Washington, DC – The Senate Judiciary Committee approved the bipartisan Defend Trade Secrets Act (DTSA), sponsored by Sens. Orrin Hatch (R-UT) and Chris Coons (D-DE), to create a new federal right of action for trade secret theft. The measure would also empower litigants to seek civil seizure of stolen trade secrets and other property in exceptional cases. The version adopted by the Committee reflects a number of changes made by the bill’s authors at the request of Sen. Sheldon Whitehouse (D-RI) and other Judiciary Committee members at a December 2015 hearing on the legislation. Whitehouse cosponsored and voted in favor of the amended measure.
“Trade-secret theft and economic espionage threaten American companies and our nation’s economic competitiveness. This bipartisan measure will protect the fruits of American invention and innovation,” said Whitehouse. “I’m grateful to Senators Hatch and Coons for giving a fair and reasonable hearing to my input on their proposal. They listened carefully to me and our colleagues and made meaningful adjustments that have resulted in strong protections for intellectual property rights.”
Senator Whitehouse offered a series of changes to the Defend Trade Secrets Act designed to protect property and privacy rights, ensure due process, and to provide better guidance to law enforcement officials charged with executing DTSA seizures. Senator Whitehouse’s language narrows the scope of property subject to seizure under the DTSA to property in the actual possession of the defendant.
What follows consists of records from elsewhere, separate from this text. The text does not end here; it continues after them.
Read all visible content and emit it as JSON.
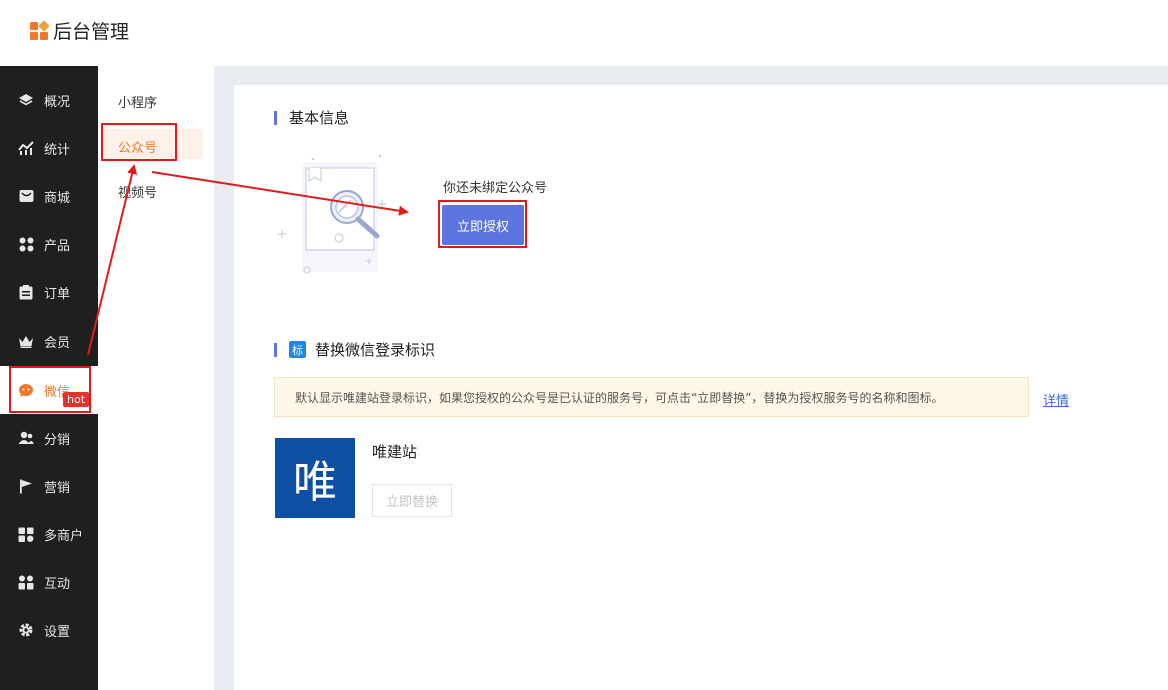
{
  "app": {
    "title": "后台管理",
    "logo_colors": [
      "#f0782d",
      "#f3a23a",
      "#5b74e0"
    ]
  },
  "sidebar": {
    "items": [
      {
        "label": "概况",
        "icon": "layers-icon"
      },
      {
        "label": "统计",
        "icon": "chart-icon"
      },
      {
        "label": "商城",
        "icon": "store-icon"
      },
      {
        "label": "产品",
        "icon": "grid-icon"
      },
      {
        "label": "订单",
        "icon": "clipboard-icon"
      },
      {
        "label": "会员",
        "icon": "crown-icon"
      },
      {
        "label": "微信",
        "icon": "wechat-icon",
        "active": true
      },
      {
        "label": "分销",
        "icon": "users-icon"
      },
      {
        "label": "营销",
        "icon": "flag-icon",
        "badge": "hot"
      },
      {
        "label": "多商户",
        "icon": "merchant-icon"
      },
      {
        "label": "互动",
        "icon": "interact-icon"
      },
      {
        "label": "设置",
        "icon": "gear-icon"
      }
    ],
    "active_color": "#f0782d",
    "badge_color": "#e2322d"
  },
  "subnav": {
    "items": [
      "小程序",
      "公众号",
      "视频号"
    ],
    "active": "公众号"
  },
  "basic_info": {
    "title": "基本信息",
    "unbound_text": "你还未绑定公众号",
    "authorize_button": "立即授权"
  },
  "replace_logo": {
    "tag": "标",
    "title": "替换微信登录标识",
    "notice": "默认显示唯建站登录标识，如果您授权的公众号是已认证的服务号，可点击“立即替换”，替换为授权服务号的名称和图标。",
    "detail_link": "详情",
    "avatar_char": "唯",
    "site_name": "唯建站",
    "replace_button": "立即替换"
  },
  "colors": {
    "primary": "#5b74e0",
    "annotation_red": "#e21a1a"
  }
}
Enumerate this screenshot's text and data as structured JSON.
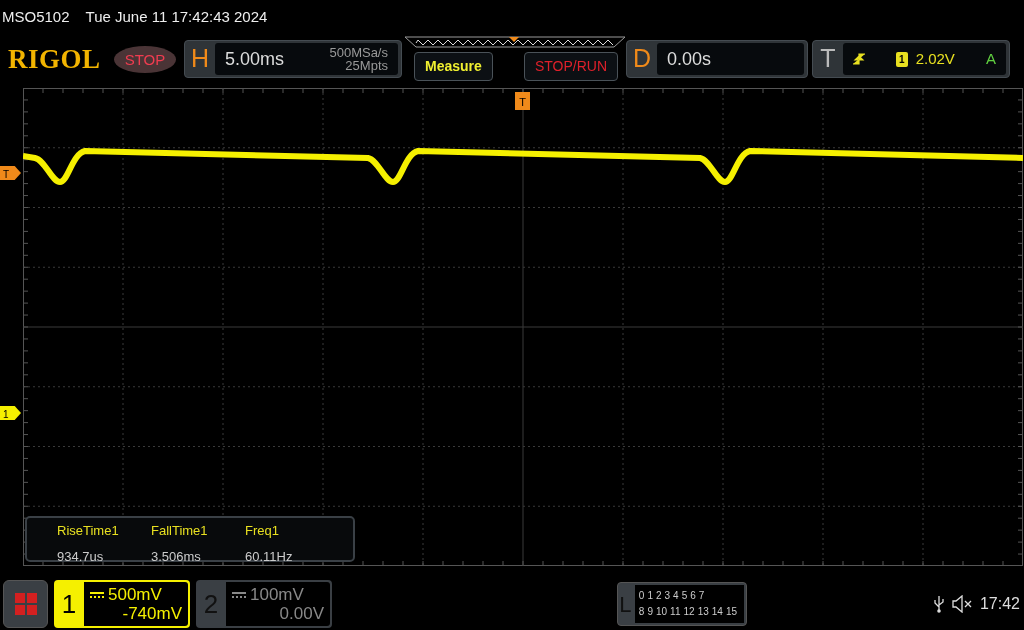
{
  "title_bar": {
    "model": "MSO5102",
    "datetime": "Tue June 11 17:42:43 2024"
  },
  "header": {
    "logo": "RIGOL",
    "run_state": "STOP",
    "horizontal": {
      "label": "H",
      "timebase": "5.00ms",
      "sample_rate": "500MSa/s",
      "memory_depth": "25Mpts"
    },
    "buttons": [
      "Measure",
      "STOP/RUN"
    ],
    "delay": {
      "label": "D",
      "value": "0.00s"
    },
    "trigger": {
      "label": "T",
      "source": "1",
      "level": "2.02V",
      "mode": "A"
    }
  },
  "screen": {
    "trigger_position_marker": "T",
    "trigger_level_marker": "T",
    "channel_marker": "1"
  },
  "measurements": [
    {
      "name": "RiseTime1",
      "value": "934.7us"
    },
    {
      "name": "FallTime1",
      "value": "3.506ms"
    },
    {
      "name": "Freq1",
      "value": "60.11Hz"
    }
  ],
  "channels": [
    {
      "number": "1",
      "scale": "500mV",
      "offset": "-740mV",
      "selected": true
    },
    {
      "number": "2",
      "scale": "100mV",
      "offset": "0.00V",
      "selected": false
    }
  ],
  "logic": {
    "label": "L",
    "row_1": [
      "0",
      "1",
      "2",
      "3",
      "4",
      "5",
      "6",
      "7"
    ],
    "row_2": [
      "8",
      "9",
      "10",
      "11",
      "12",
      "13",
      "14",
      "15"
    ]
  },
  "status": {
    "time": "17:42"
  }
}
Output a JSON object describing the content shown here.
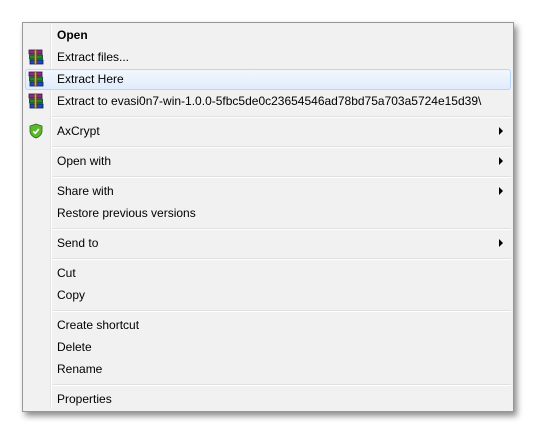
{
  "menu": {
    "open": "Open",
    "extract_files": "Extract files...",
    "extract_here": "Extract Here",
    "extract_to": "Extract to evasi0n7-win-1.0.0-5fbc5de0c23654546ad78bd75a703a5724e15d39\\",
    "axcrypt": "AxCrypt",
    "open_with": "Open with",
    "share_with": "Share with",
    "restore_previous_versions": "Restore previous versions",
    "send_to": "Send to",
    "cut": "Cut",
    "copy": "Copy",
    "create_shortcut": "Create shortcut",
    "delete": "Delete",
    "rename": "Rename",
    "properties": "Properties"
  },
  "icons": {
    "winrar": "winrar-books-icon",
    "axcrypt": "axcrypt-shield-icon",
    "submenu": "chevron-right-icon"
  },
  "colors": {
    "menu_background": "#f1f1f1",
    "menu_border": "#979797",
    "hover_border": "#b8d6fb",
    "axcrypt_shield": "#5cb82a"
  }
}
His changes also enhance the privacy protections in the DTSA and ensure that litigants are afforded due process by:
prohibiting civil seizure applicants from participating in the execution of civil seizures;
giving both the applicant and the defendant the opportunity to present their arguments to a judge before access to any seized materials is granted;
authorizing courts to appoint a special master to review seized property and to locate any misappropriated trade secret information; and
requiring courts to take appropriate measures to protect the confidentiality of seized material that does not constitute misappropriated trade secret information.
Senator Whitehouse also authored a provision that requires courts to provide law enforcement officials with direction as to how and when DTSA seizures may be executed in order to ensure that law enforcement officials have clear guidance as to the scope of their authority.